Element data from apps and pages
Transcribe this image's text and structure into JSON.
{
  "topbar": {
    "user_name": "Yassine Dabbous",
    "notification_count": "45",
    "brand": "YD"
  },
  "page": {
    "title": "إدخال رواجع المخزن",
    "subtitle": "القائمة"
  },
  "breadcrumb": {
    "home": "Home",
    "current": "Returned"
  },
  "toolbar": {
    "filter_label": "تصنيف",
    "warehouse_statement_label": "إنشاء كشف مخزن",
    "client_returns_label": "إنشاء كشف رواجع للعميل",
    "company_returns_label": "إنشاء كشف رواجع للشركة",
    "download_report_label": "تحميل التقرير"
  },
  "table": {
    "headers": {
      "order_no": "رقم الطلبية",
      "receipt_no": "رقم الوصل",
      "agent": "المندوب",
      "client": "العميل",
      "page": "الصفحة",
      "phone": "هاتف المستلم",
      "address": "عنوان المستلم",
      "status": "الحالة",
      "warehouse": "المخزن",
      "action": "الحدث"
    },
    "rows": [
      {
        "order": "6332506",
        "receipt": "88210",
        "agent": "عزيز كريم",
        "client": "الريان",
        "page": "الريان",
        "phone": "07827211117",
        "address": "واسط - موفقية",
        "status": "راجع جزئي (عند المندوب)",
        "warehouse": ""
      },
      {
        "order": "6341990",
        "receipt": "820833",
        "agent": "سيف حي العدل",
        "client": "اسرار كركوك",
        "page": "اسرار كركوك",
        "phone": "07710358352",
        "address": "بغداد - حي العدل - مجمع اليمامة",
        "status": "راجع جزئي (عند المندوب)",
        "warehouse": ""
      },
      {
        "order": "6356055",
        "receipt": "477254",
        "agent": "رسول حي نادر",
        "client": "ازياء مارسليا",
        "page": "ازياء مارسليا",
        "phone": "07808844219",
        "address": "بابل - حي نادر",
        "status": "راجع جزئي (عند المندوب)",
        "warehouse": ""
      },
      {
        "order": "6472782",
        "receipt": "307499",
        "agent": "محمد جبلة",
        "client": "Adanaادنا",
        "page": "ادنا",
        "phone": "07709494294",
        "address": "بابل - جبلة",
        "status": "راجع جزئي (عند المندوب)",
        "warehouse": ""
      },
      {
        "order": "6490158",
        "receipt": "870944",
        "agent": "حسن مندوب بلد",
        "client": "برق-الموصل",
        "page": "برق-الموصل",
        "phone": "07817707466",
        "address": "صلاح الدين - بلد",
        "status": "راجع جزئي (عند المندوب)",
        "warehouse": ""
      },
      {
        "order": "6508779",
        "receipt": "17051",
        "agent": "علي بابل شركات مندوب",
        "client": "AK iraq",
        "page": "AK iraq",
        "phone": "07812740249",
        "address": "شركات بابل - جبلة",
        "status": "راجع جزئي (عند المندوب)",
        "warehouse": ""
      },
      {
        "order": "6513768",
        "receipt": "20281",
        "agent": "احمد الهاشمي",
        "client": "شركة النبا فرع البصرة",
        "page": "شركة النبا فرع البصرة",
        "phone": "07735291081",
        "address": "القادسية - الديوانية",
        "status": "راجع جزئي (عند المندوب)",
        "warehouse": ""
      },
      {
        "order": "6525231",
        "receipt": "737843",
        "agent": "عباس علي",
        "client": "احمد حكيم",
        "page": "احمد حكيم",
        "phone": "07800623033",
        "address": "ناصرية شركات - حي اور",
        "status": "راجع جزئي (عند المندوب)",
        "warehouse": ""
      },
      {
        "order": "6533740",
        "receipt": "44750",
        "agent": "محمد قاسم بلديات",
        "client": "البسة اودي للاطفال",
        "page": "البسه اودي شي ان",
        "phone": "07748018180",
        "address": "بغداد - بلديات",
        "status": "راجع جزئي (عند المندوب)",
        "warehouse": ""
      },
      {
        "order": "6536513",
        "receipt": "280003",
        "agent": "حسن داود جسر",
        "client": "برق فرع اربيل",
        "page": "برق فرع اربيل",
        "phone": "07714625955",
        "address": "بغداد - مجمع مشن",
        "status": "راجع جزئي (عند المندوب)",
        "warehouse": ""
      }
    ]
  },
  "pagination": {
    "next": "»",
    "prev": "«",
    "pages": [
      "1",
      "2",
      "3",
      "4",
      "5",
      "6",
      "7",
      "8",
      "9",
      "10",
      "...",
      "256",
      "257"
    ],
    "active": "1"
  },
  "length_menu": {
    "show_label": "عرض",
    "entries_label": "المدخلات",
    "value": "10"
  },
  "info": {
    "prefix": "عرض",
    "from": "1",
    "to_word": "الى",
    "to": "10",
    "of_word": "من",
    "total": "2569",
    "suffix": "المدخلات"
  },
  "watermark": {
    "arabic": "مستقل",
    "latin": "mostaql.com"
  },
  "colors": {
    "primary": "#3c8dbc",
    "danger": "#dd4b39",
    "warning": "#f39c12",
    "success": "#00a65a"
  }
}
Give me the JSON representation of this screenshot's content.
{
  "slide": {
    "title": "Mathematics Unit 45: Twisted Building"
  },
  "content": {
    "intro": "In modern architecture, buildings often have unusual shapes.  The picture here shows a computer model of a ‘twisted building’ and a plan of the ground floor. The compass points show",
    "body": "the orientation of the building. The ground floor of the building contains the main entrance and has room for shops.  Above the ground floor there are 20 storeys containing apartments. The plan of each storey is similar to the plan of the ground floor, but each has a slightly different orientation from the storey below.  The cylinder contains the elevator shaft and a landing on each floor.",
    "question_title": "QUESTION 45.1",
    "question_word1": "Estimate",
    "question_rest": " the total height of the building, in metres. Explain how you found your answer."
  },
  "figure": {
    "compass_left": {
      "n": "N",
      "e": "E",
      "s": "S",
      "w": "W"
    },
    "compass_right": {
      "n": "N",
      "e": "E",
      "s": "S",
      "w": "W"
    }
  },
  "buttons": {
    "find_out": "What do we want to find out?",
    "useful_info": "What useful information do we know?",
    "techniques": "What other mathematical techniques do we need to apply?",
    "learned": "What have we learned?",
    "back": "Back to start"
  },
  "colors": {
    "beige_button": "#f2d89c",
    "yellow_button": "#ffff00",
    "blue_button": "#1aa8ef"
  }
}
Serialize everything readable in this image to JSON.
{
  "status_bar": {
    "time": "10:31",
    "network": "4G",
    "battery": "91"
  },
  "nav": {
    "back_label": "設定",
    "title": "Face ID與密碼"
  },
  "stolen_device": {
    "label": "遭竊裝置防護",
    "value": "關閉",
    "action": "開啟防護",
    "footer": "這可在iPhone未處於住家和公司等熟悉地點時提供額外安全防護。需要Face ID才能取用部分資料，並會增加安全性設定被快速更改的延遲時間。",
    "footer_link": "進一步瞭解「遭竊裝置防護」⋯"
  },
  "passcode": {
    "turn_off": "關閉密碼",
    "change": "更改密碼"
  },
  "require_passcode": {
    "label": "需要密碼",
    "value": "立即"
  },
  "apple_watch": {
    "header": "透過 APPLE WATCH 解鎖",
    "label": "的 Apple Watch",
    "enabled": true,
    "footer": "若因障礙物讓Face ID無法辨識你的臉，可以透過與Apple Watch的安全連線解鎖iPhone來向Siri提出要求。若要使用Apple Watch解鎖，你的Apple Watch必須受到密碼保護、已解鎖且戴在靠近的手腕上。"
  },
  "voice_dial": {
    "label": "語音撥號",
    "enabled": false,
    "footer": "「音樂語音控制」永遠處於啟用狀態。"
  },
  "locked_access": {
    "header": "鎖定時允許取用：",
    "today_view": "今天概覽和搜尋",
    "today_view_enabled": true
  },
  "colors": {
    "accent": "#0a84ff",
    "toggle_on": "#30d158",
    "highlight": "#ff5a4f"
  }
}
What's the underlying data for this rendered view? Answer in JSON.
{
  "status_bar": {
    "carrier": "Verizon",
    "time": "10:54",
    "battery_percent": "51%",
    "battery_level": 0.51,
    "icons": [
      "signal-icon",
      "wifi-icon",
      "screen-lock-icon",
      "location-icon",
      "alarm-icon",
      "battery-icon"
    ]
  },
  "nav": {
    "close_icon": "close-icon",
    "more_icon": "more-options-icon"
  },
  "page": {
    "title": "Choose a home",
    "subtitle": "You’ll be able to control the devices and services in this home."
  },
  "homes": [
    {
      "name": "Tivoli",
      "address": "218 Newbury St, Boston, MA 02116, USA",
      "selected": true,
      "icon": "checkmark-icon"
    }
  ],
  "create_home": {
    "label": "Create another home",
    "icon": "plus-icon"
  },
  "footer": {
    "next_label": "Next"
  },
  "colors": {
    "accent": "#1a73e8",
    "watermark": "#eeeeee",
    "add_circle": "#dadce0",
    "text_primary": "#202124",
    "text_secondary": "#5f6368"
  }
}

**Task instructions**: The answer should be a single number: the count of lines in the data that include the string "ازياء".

**Expected output**: 2